Hello ladies and gents. We've heard there are some murmurings about the TAY review system, and specifically the signup process. So, like any well-intentioned people, we're here to do our best to make things a little bit friendlier and manageable for everyone.
After talking to many of the admins and authors we figured it might be time for a refresher on where and how to sign up, when you can, what it's good for and what you're signing up for. Here are the most commonly asked questions.
Do I have to do this?
No. Just like everything on TAY it's completely optional to participate.
Where do I sign up?
The signup Google spreadsheet can be found here.
What info do you need from me?
We'll need your real name, address, email and a list of consoles you own. This way if we receive a physical review copy we can send it your way and contact you about the process. Send this info to email@example.com or firstname.lastname@example.org.
EDIT: If you don't want review copies, we don't need this info.
What games can I sign up for?
Any game on any system that has a solid release date. By which I mean an actual date consisting of a day, month and year. If you sign up for a game with a release date and it gets delayed you are still tied to that game. Retro games are also welcome. You can't sign up for a game someone else has already signed up for.
What am I signing up for?
You're signing up to do a TAY review. That means if you sign up on the sheet, you're agreeing to sign up to do a review of the game you chose using the TAY Review format. If you want to deviate from the format, or do your own thing, please do not sign up on the review sheet.
Why do I have to use the TAY review format if I sign up?
It's all about consistency in this case. We're trying to snag you review copies from big wig companies and we usually have to show them our reviews and write ups to get that kind of relationship. If everyone did their own thing (which they still can, just not as a "TAY Review") then it wouldn't look very professional.
Why do we have to be professional? I thought the TAY was just a fun hang out place.
TAY can be as professional or unprofessional as you like. Personally I like to see both sides. The professionalism in question is basically just for those who want to use it. It makes us look more appealing to the game developers. By all means post whatever you like (as long as its not a direct attack on someone or porn) and make the most of TAY. I promise we're not trying to turn TAY into Kotaku proper.
What does signing up do?
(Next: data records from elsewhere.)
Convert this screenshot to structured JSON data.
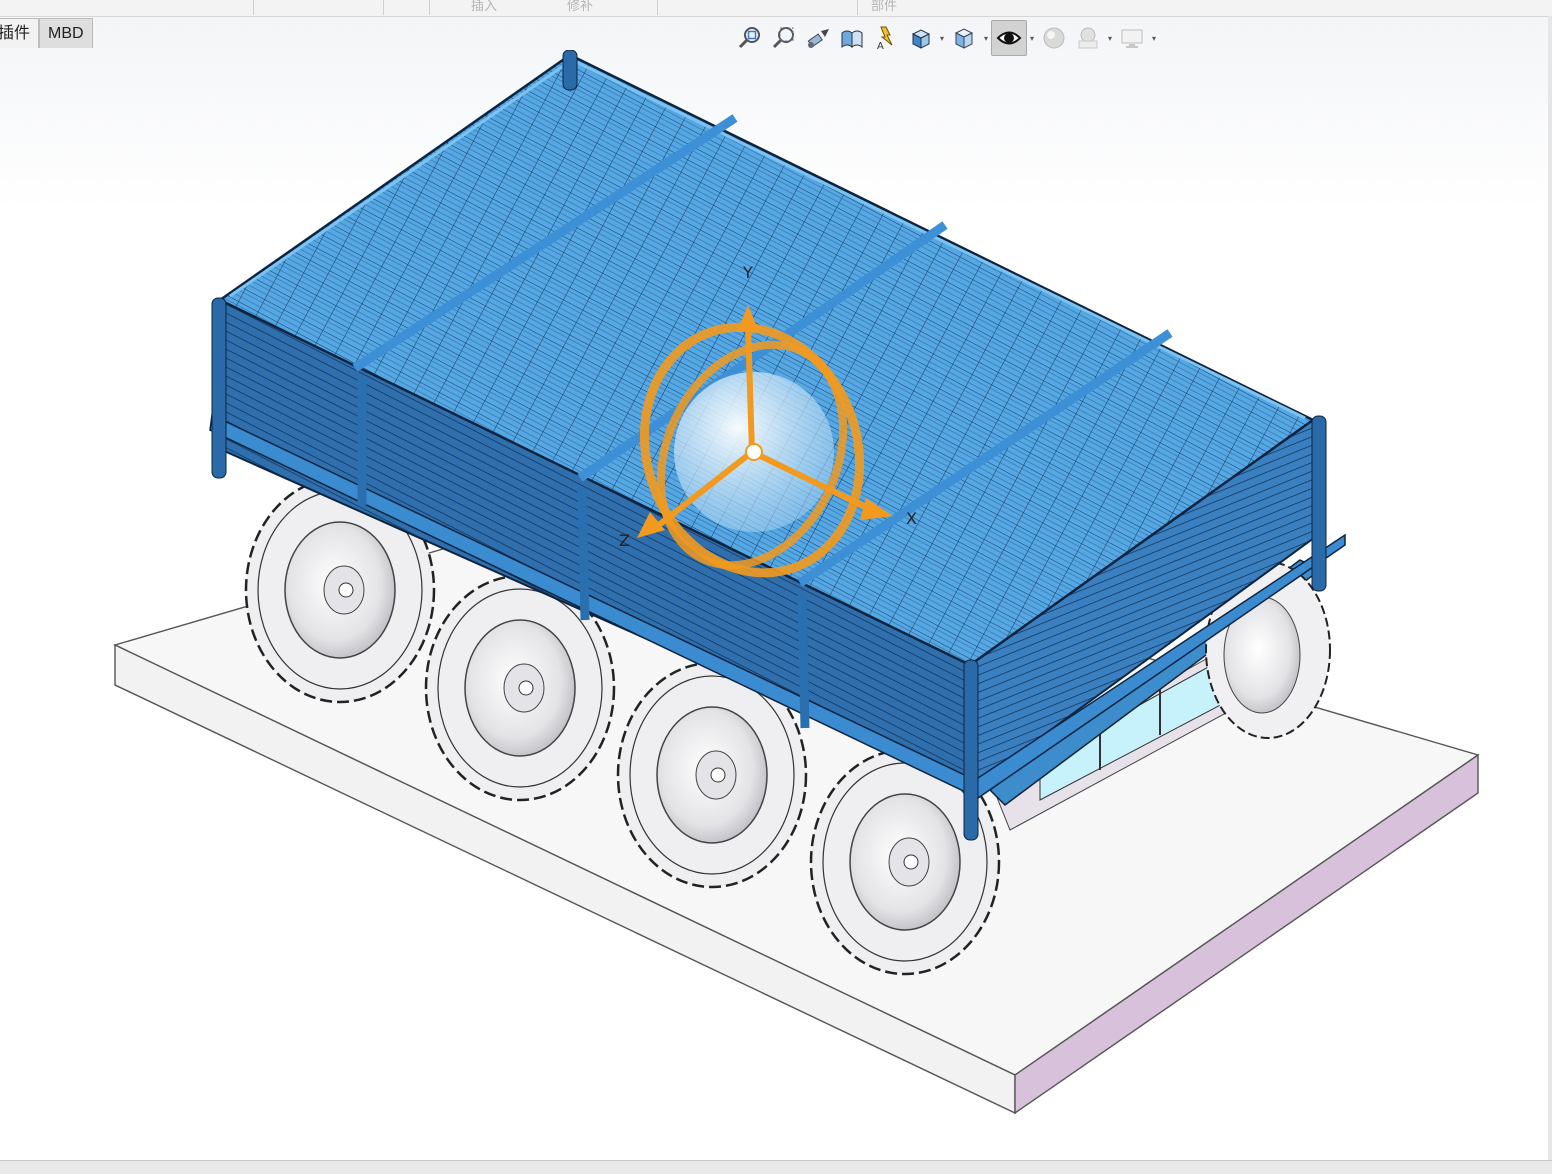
{
  "top_toolbar": {
    "segments": [
      "",
      "",
      "",
      "",
      "插入",
      "修补",
      "",
      "",
      "",
      "部件"
    ]
  },
  "tabs": [
    {
      "label": "插件"
    },
    {
      "label": "MBD"
    }
  ],
  "heads_up_toolbar": {
    "icons": [
      "zoom-to-fit-icon",
      "zoom-to-area-icon",
      "previous-view-icon",
      "section-view-icon",
      "dynamic-annotation-icon",
      "view-orientation-icon",
      "display-style-icon",
      "hide-show-items-icon",
      "edit-appearance-icon",
      "apply-scene-icon",
      "view-settings-icon"
    ],
    "pressed": "hide-show-items-icon"
  },
  "triad": {
    "x_label": "X",
    "y_label": "Y",
    "z_label": "Z"
  },
  "colors": {
    "panel_blue": "#4a9fdc",
    "frame_dark": "#2e6aa6",
    "triad_orange": "#f29a1f",
    "wheel_gray": "#e8e8ea",
    "base_plate": "#f4f4f4",
    "base_side": "#d9c3db"
  }
}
Signing up makes sure GBD and Steve know what games you want to do a TAY Review of. Depending on the game, either GBD or Steve will work with that title's publisher to try to get you a review copy.
Will I always get an early review copy of the game I signed up for?
Nope, but sometimes! GBD and I are working on new contacts every day and our relationships with certain developers has grown substantially over the last few months. We'll always try to get you a game before it launches so you can put in the time for a solid review. Sometimes we get them early, sometimes after launch, and sometimes not at all.
I'm getting a review copy, what's required of me now?
Publishers all have different requirements when reviewing their games. Most games will come with some form of review guide outlining what the publisher will and won't allow; we have to adhere to those guidelines if we want to keep games coming in. Plenty of games also have an embargo date, your review should be up on the day that embargo lifts. If a publisher agrees to send a review game, either GBD or myself will contact you to let you know what the requirements are and if you can agree to them. If you can't for any reason, we'll have to assign the review to someone else that can meet the deadline.
Someone signed up for the game I REALLY want to review. What do I do?
Talk to them. You may find that they simply saw an opening and had mild interest in the title. In this case you could convince them to let you take it in their stead. Or maybe they'd like a second opinion at the end of their review that you could help with, there's nothing wrong a with a joint review. Though keep in mind that we usually only get one review copy if we get one at all.
What if someone signs up for a game and has no experience writing reviews?
We'll contact them and make sure they have the chops to take it on. If they're not a regular or have shown to be unreliable in the past we may not give them any review copies we are assigned. Your best bet is to do some reviews to prove you're a decent writer and understand the format before signing up.
What's the point of reviewing games that are already reviewed on Kotaku?
It's nice to have your voice heard, even if it's just your ramblings about the newest Halo. We may be technically part of Kotaku, but we're not Kotaku. Our opinions matter just as much. Also, it's fun! We assume you enjoy writing. If you're only writing reviews for the prospect of potential free review copies you may want to take a step back.
I'm going to forget about that sign up sheet. Can you remind me?
Absolutely! Starting next week we'll be linking the signup sheet every single week in a blip. Hopefully this will help more people remember.
I hate your format and that sheet. Can I contact developers and get my own review copies?
That's not a great idea, unless you contact them representing a different site or publication. When two people from the same site ask for review copies it doesn't make them look very organized and usually leads to confusion on the developer's part. It's also a little seedy and can result in us losing contact with that company. Most times they think we're just trying to swindle them out of free titles. If you have notes about the format or sheet about howthey could be changed for the better, we're all ears. Let us know.
Have more questions? Ask us in the comments and we'll do our best to answer them.